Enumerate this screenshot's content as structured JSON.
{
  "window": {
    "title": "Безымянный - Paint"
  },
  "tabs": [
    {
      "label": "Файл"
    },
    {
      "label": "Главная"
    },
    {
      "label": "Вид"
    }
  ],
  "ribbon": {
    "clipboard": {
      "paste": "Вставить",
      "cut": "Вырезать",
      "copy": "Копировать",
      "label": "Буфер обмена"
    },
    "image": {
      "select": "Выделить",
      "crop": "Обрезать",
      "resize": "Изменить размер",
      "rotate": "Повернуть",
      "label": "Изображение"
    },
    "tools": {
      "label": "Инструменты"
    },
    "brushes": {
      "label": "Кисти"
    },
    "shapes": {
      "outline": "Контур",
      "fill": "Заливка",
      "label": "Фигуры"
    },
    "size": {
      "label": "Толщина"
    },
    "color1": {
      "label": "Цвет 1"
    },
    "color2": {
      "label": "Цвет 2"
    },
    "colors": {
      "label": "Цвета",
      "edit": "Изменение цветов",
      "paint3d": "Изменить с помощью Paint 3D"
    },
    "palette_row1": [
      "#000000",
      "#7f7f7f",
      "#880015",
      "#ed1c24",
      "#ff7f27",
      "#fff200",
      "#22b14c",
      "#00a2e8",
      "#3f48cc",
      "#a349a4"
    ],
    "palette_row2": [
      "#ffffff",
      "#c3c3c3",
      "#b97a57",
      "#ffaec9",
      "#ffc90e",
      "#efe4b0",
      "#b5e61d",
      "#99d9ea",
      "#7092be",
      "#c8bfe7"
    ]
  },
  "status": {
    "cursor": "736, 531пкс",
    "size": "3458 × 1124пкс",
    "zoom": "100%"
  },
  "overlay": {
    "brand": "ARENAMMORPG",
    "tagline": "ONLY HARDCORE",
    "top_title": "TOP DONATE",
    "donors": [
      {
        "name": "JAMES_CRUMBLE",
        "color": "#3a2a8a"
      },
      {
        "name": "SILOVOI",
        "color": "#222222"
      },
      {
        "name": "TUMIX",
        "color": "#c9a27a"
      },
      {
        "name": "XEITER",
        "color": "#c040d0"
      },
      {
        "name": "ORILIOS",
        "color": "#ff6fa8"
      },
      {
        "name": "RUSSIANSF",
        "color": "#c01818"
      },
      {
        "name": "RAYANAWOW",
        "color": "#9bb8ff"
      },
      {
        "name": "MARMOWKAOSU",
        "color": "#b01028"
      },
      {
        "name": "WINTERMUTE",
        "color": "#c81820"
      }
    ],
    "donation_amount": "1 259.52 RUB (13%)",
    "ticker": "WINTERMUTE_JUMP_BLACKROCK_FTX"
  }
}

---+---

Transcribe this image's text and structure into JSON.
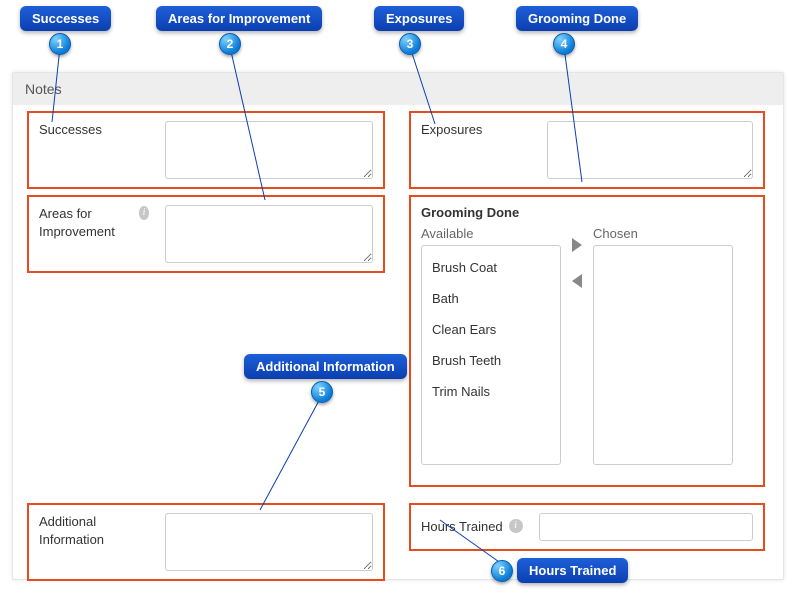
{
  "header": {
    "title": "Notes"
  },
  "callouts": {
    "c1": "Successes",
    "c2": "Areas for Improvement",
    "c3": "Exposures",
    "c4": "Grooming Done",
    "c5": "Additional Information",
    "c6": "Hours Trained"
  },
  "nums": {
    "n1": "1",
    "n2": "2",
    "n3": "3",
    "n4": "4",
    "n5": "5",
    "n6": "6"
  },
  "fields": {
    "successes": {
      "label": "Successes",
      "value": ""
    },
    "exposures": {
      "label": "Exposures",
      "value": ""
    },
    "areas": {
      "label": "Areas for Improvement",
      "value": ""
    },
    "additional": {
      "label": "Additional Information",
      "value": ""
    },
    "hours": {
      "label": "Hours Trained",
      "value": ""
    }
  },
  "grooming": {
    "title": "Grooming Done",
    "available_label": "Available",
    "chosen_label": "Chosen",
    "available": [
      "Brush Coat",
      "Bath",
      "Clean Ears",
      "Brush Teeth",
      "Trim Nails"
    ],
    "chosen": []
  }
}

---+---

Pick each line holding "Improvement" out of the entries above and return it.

    "c2": "Areas for Improvement",
      "label": "Areas for Improvement",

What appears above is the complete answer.